March 4th

Mysterious Disease and Queen Rejection Key Factors in Honey Bee Colony Deaths

A new long-term study of honey bee health has found that a little-understood disease that study authors are calling “idiopathic brood disease syndrome” (IBDS), which kills off bee larvae, is the largest risk factor for predicting the death of a bee colony. “Historically, we’ve seen symptoms similar to IBDS associated with viruses spread by large-scale infestations of parasitic mites,” says Dr. David Tarpy, an associate professor of entomology at North Carolina State University and co-author of a paper describing the study. “But now we’re seeing these symptoms – a high percentage of larvae deaths – in colonies that have relatively few of these mites. That suggests that IBDS is present even in colonies with low mite loads, which is not what we expected.” The study was conducted by researchers from NC State, the University of Maryland, Pennsylvania State University, and the U.S. Department of Agriculture (USDA). The study evaluated the health of 80 commercial colonies of honey bees (Apis mellifera) in the eastern United States on an almost monthly basis over the course of 10 months – which is a full working “season” for commercial bee colonies. The goal of the study was to track changes in bee colony health and, for those colonies that died off, to determine what factors earlier in the year may have contributed to colony death. Fifty-six percent of the colonies died during the study. “We found that colonies affected by IBDS had a risk factor of 3.2,” says Dr. Dennis van Englesdorp of the University of Maryland, who was lead author on the paper. That means that colonies with IBDS were 3.2 times more likely to die than the other colonies over the course of the study. While the study found that IBDS was the greatest risk factor, a close runner-up was the occurrence of a so-called “queen event.” Honey bee colonies have only one queen.

Why Cats Lack a Sweet Tooth
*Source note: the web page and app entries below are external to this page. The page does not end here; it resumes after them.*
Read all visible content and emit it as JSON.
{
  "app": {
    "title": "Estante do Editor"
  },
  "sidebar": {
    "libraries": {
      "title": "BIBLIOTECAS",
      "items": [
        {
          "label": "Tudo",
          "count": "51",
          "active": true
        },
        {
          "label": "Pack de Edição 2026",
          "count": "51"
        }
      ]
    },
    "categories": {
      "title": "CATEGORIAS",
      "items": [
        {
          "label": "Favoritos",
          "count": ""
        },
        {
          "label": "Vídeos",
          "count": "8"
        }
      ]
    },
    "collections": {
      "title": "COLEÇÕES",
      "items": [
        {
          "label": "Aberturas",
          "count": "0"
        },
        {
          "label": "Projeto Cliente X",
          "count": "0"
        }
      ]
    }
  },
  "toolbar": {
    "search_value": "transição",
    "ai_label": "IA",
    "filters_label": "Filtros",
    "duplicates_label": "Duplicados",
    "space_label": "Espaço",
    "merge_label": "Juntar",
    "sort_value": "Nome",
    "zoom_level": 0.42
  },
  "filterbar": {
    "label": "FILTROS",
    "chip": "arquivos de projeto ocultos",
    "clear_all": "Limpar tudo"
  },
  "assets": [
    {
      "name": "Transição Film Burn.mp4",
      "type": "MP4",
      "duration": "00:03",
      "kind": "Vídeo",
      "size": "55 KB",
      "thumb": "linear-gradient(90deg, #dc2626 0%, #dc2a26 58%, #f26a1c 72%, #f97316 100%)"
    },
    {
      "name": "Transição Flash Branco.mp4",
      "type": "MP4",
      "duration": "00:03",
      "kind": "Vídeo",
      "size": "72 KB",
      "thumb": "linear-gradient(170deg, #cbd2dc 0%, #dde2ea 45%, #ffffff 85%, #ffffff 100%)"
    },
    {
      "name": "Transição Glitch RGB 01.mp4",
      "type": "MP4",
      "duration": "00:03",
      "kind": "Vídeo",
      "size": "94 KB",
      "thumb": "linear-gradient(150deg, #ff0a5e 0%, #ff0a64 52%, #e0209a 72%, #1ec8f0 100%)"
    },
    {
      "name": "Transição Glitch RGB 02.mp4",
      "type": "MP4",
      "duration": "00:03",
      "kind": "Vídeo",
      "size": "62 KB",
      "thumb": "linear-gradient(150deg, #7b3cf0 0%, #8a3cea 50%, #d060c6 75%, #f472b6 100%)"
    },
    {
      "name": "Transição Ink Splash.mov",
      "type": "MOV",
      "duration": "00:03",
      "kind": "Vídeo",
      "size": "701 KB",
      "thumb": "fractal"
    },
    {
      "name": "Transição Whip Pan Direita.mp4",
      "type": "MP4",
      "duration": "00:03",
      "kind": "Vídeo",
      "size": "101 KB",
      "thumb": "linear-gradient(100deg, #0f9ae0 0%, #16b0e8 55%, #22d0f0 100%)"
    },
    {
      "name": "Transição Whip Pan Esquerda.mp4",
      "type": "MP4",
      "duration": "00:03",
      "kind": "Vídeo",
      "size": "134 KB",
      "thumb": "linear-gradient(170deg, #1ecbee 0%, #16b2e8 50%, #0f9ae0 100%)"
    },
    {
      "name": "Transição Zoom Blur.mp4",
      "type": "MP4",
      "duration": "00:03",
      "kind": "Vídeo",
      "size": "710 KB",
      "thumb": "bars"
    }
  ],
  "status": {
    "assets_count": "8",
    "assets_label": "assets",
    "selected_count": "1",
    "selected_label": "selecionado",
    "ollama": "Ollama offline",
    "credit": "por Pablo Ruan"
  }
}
Do cats prefer sardines or sweets? The American Chemical Society (ACS), the world's largest scientific society, today released a new Bytesize Science video that explains why cats, unlike humans and other mammals, are indifferent to sweet flavors. Produced by the ACS Office of Public Affairs, the video is available at The video was filmed at the Monell Chemical Senses Center, an institute dedicated to research on taste, smell, and other senses. Prior to becoming Monell's Director, Gary Beauchamp, Ph.D., studied the sweet taste receptor genes of cats in the late 1970s. At the Philadelphia Zoo, he gave lions, tigers, cheetahs, and housecats two different types of water — sugar water and regular water. The cats showed no preference to the sugar water, suggesting a physiological difference between them and other mammals, such as humans, monkeys, and dogs. The video explains how scientists from the Monell Chemical Senses Center later uncovered the cause behind the cat's missing sweet tooth. In place of a functional sweet taste receptor gene, they discovered that cats have a pseudogene, or a broken gene, that makes them unable to detect sweet tastes. [Press release] [Monell video]